_Dataset content:_
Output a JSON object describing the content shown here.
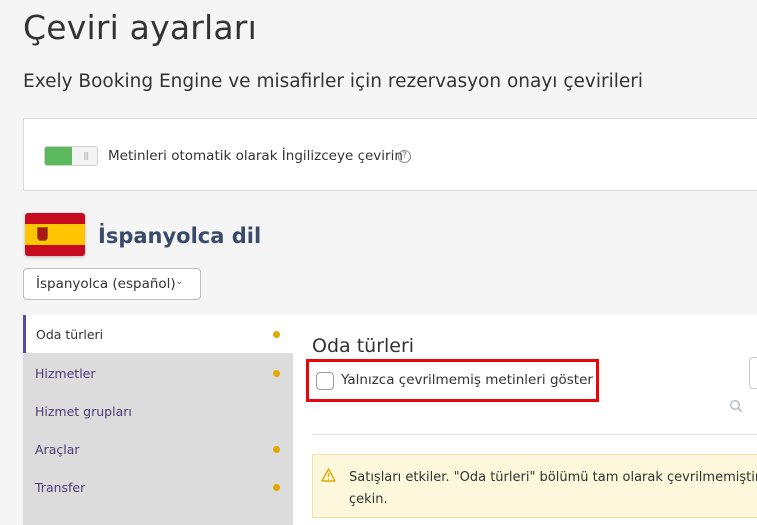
{
  "header": {
    "title": "Çeviri ayarları",
    "subtitle": "Exely Booking Engine ve misafirler için rezervasyon onayı çevirileri"
  },
  "auto_translate": {
    "enabled": true,
    "label": "Metinleri otomatik olarak İngilizceye çevirin",
    "help_icon": "?"
  },
  "language": {
    "flag": "spain-flag",
    "title": "İspanyolca dil",
    "select_value": "İspanyolca (español)",
    "chevron": "⌄"
  },
  "sidebar": {
    "items": [
      {
        "label": "Oda türleri",
        "active": true,
        "indicator": true
      },
      {
        "label": "Hizmetler",
        "active": false,
        "indicator": true
      },
      {
        "label": "Hizmet grupları",
        "active": false,
        "indicator": false
      },
      {
        "label": "Araçlar",
        "active": false,
        "indicator": true
      },
      {
        "label": "Transfer",
        "active": false,
        "indicator": true
      }
    ]
  },
  "main": {
    "title": "Oda türleri",
    "untranslated_only": {
      "checked": false,
      "label": "Yalnızca çevrilmemiş metinleri göster"
    },
    "warning": {
      "text": "Satışları etkiler. \"Oda türleri\" bölümü tam olarak çevrilmemiştir.\nçekin."
    }
  },
  "colors": {
    "accent": "#5a4b9e",
    "toggle_on": "#5cb85c",
    "indicator": "#e0a800",
    "highlight": "#e8060b",
    "warning_bg": "#fdf8dc"
  }
}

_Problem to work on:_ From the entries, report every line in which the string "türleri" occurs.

_Response below:_
        "label": "Oda türleri",
    "title": "Oda türleri",
      "text": "Satışları etkiler. \"Oda türleri\" bölümü tam olarak çevrilmemiştir.\nçekin."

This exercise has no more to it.